Like in most of the post-Soviet block communist facades and Soviet-style team names remain. Only ‘Spartak’ appears to have disappeared from the list of current Bulgarian team names. While many of the grounds have been redeveloped and shaped over the years some (including the national Vasil Levski Stadium) owe exteriors to Soviet-inspired designs and ideology. The grandiose entrance to the Levski Stadium is one fit for the communist committee members who could view football while looking out to the snow capped Mountains in the distance.
It would seem that virtually every Bulgarian club and domestic football competition has been through multiple name changes over the decades. In some cases, clubs have disappeared as quickly as they emerged only to reemerge under new complex legal ownership. Litex Lovech (championship winners as recently as 2011) were expelled from the league and now find themselves in the third tier.
Over the decade between 2003 and 2013, a number of football club presidents or previous owners of the Bulgarian top league clubs have been killed, murdered or implicated in corruption. Some sources state that since the end of communism allegations of illegal gambling, racism, match fixing, money laundering and tax evasion abound in Bulgarian football. Some clubs have become a symbol of organised crime’s corrupt influence on important sporting institutions.

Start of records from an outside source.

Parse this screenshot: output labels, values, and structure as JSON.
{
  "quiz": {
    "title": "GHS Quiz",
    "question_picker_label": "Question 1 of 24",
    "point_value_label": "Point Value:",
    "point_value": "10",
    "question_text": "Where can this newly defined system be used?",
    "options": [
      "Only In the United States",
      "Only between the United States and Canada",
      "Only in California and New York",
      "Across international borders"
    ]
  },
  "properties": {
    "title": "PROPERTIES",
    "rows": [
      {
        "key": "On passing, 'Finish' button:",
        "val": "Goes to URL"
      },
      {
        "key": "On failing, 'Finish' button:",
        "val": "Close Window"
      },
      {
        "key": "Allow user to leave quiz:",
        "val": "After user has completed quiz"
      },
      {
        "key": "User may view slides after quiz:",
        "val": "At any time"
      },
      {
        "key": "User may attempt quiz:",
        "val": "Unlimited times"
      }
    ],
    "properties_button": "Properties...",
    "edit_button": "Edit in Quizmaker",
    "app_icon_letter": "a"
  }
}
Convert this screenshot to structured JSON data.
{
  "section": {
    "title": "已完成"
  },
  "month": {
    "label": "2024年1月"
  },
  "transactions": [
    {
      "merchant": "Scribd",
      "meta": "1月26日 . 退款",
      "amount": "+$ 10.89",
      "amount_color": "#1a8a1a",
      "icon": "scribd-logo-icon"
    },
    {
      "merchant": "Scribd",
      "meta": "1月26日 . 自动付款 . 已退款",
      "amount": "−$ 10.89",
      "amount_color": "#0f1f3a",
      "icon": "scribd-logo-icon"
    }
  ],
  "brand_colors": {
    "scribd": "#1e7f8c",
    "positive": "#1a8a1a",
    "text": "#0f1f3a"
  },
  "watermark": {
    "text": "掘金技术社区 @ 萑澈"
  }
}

In the case of racism the Bulgarian league witnesses some of the worst instances of racial abuse in European football. It is not unusual for players of African origin to be abused by fans during games.
Despite all the problems Ludogorets continue to challenge each season for a UEFA Champions League group place. Meanwhile, the national team are still hopeful of a place at the 2018 World Cup finals being held in Russia.
See original images from Sofia here